Kierkegaard's Post-Kantian Approach to Anthropology and Selfhood

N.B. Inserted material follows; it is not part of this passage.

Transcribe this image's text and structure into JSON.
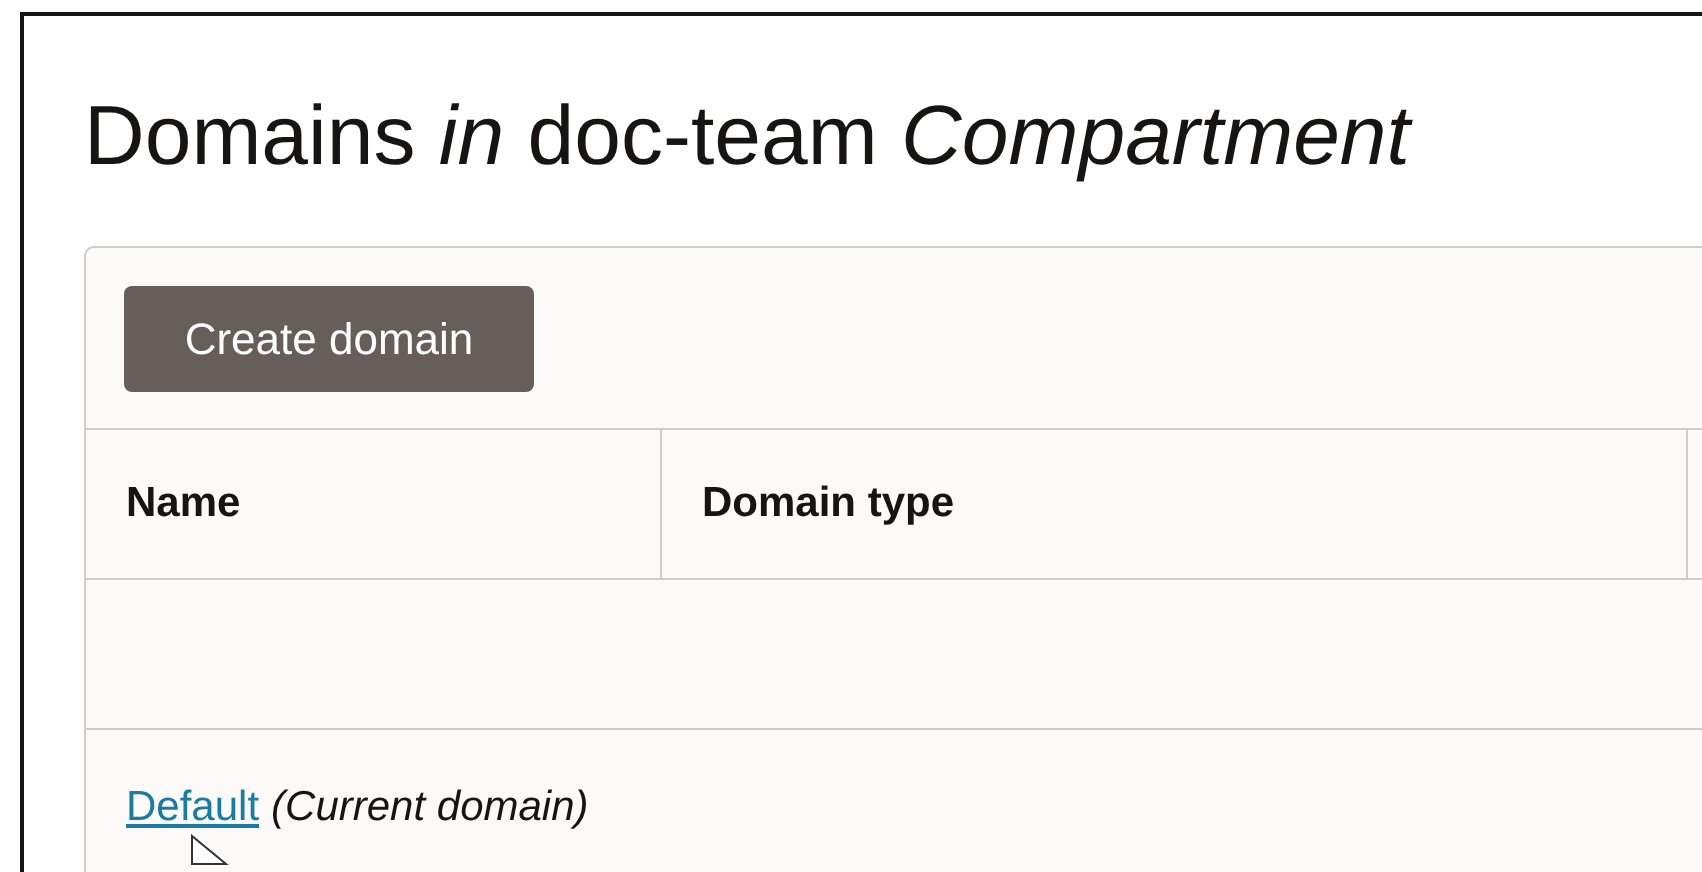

This chapter relates Kierkegaard’s views on anthropology and selfhood to Kantian and post-Kantian philosophical anthropology. It focuses on Kierkegaard’s contribution to anthropology, and discusses the relation between philosophical and theological anthropology in Kierkegaard. The chapter gives a synopsis of these issues by focusing on The Sickness unto Death, although important elements of this work are anticipated by Either/Or, The Concept of Anxiety and Concluding Unscientific Postscript. After an historical introduction and brief remarks on Kierkegaard’s method, the chapter moves to human nature, selfhood, and despair in The Sickness unto Death. We will see that human nature is interpreted as a synthesis of opposites, whereas selfhood requires self-consciousness and higher-order volition. Nevertheless, The Sickness unto Death approaches selfhood and anthropology negatively by focusing on despair, a deficient form of agency that involves double-mindedness. Kierkegaard argues that despair can only be overcome by wholeheartedness and religious faith. Whereas Part I of The Sickness unto Death provides a philosophical anthropology that distinguishes between inauthentic (non-conscious) and authentic (conscious) despair, Part II develops a theological anthropology that focuses on faith and despair before God. Part I analyses and criticizes various forms of despair on their own terms, whereas Part II identifies despair with sin on the presupposition of divine revelation. Overall, The Sickness unto Death provides a systematic analysis of despair that has been influential in continental philosophy and theology. It is a fascinating contribution to anthropology and theories of selfhood because of its typology and negativistic phenomenology.